At the time of this writing our country and industry are confronting major adversity. The words “uncharted territory” have been overused but convey the uncertainty of profound change and challenge. But adversity always has a purpose – and I am sure you can even see that in your personal lives as well. On the back end of any major problem, issue, setback or challenge – upon thoughtful or strategic reflection we can see how it becomes a platform for perspective and progress.
I have been witness to a lot of turmoil in this industry; starting when I was a kid. My Union Carpenter turned contractor Dad had 150 guys in the field, an El Camino, a summer house in Twain Harte, and my sisters and I lacked for nothing. Then came the 1975-76 economic crisis. Interest rates went to 16%. No one paid. Lines of credit were non-existent – and very quickly our family’s economic world crashed down taking with it my Dad’s company. Our family endured some hard times. But we all came back stronger, wiser and more successful than ever.
In the eighties I was looking for a job in a recession. None of my friends could find one. The promise of college = opportunity seemed like BS. Then I got a job interview at United Contractors. They got 110 resumes. Had 7 finalists. Hunger breeds desire. And they saw that edge and hired me. I guess now as CEO, it kinda worked out.
In several more down cycles I saw the industry struggle, but the edge created by adversity really showed in the 2008 financial crisis. Remarkably few contractors I know went under compared to what I had seen in other less brutal circumstances. Why? Because the adversity lessons that they had in hand had helped them to see what needed to be done. And wiser, shrewder and more pro-actively, they again thrived.
Now again, we face adversity and uncertainty. The key for leaders is not to be reactive. To stop and remember that this is a moment to bring empathy, understanding and wisdom to our leadership. The business world is built on the care of the people within it. And for them to withstand adversity, they have to see and feel that you really care. Those that make this their priority will not only sharpen their edge, but obtain a competitive one in the aftermath of these challenges.
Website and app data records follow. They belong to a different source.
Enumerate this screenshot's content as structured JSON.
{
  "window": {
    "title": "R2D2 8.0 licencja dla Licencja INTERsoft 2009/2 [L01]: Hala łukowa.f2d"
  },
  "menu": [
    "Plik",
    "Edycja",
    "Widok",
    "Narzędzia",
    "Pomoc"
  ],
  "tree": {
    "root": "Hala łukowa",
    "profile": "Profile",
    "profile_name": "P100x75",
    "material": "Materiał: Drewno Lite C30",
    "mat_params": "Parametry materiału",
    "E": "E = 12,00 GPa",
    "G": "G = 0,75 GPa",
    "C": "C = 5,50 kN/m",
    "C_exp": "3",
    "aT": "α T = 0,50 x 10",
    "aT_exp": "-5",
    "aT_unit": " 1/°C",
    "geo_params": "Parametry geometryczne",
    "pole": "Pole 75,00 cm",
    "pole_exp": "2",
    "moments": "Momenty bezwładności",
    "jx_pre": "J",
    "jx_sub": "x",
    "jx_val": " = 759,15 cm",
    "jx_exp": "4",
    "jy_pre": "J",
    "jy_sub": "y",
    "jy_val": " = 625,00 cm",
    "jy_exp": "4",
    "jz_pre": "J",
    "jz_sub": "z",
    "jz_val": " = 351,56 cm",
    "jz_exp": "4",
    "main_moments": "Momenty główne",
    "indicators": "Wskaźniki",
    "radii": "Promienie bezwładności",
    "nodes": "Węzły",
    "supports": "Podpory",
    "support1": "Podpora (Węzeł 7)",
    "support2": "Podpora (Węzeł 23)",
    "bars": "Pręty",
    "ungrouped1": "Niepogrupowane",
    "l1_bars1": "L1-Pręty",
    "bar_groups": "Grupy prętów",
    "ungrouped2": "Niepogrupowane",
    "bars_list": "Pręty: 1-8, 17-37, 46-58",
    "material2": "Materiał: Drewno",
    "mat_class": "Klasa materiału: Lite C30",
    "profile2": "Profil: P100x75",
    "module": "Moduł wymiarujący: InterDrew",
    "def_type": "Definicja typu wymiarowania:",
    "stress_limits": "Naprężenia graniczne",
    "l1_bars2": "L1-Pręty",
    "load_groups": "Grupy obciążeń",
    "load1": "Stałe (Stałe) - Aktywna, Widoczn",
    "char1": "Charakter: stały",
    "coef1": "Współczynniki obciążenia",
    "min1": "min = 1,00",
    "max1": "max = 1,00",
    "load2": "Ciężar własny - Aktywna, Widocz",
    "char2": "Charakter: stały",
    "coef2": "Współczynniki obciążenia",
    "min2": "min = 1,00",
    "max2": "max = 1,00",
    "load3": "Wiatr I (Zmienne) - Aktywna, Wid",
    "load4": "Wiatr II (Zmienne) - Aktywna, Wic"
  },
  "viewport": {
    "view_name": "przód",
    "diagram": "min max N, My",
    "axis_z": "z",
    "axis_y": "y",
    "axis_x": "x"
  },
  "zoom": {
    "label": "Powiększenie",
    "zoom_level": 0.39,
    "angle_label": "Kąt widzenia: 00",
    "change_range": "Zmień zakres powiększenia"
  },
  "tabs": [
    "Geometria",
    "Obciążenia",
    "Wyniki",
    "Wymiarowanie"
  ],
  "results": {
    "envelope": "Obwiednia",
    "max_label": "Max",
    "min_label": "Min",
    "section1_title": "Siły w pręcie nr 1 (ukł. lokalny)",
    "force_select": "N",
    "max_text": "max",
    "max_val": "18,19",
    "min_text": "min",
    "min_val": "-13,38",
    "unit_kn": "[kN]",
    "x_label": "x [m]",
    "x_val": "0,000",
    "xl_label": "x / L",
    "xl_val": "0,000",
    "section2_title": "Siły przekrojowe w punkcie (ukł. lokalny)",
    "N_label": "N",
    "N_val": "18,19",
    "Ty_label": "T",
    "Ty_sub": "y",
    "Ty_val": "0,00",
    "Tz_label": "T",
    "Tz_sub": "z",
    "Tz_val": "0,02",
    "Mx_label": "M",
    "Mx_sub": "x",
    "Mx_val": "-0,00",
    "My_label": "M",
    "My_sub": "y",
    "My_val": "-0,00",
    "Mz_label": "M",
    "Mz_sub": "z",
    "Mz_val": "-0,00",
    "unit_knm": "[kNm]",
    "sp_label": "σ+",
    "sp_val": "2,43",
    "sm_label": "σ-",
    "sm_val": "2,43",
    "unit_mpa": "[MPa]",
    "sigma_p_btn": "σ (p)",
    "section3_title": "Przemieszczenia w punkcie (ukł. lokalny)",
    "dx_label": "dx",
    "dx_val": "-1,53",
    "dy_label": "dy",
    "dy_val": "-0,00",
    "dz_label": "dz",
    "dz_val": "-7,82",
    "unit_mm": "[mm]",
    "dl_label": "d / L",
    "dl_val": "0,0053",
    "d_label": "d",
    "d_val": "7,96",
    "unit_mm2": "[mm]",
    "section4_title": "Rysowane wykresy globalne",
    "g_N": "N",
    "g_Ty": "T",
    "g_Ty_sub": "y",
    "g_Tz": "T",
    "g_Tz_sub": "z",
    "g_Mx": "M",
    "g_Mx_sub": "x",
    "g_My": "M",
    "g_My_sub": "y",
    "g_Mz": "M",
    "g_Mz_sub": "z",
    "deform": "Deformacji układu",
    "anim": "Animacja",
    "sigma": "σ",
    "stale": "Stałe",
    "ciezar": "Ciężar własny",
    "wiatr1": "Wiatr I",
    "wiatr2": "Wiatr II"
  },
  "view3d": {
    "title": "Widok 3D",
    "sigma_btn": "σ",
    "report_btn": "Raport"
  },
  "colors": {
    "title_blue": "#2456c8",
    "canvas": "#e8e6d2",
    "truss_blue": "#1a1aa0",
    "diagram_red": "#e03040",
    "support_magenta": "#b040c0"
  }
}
They say the Chinese symbol for chaos and opportunity are the same. I’ll have to take their word for it. But there is some irony in that and practical application for us. Perhaps the issue at hand will resolve sooner than later – but the inevitability of a recession seems apparent. Perhaps there will be a significant industry contraction – or conversely the next step to recovery may be massive infusions into infrastructure. What I do know is this. No one would be in our business if they were not equipped to deal with adversity. No one who accepts the level of risk that our business has lacks the ability to strategically address profound change.
As leaders at the center of the storm, counted upon for navigation by those that depend upon us we have the greatest opportunity to sharpen our edge. I tell my staff that how we respond at this moment is our legacy opportunity. Watching my Dad sell that El Camino gave me a sobering look at the limits of our control in this life. But what we all have within our grasp is how we respond to it. And I encourage us all to embrace adversity as a whetstone to our edge and our capabilities, not only for ourselves, but for everyone we lead and care about.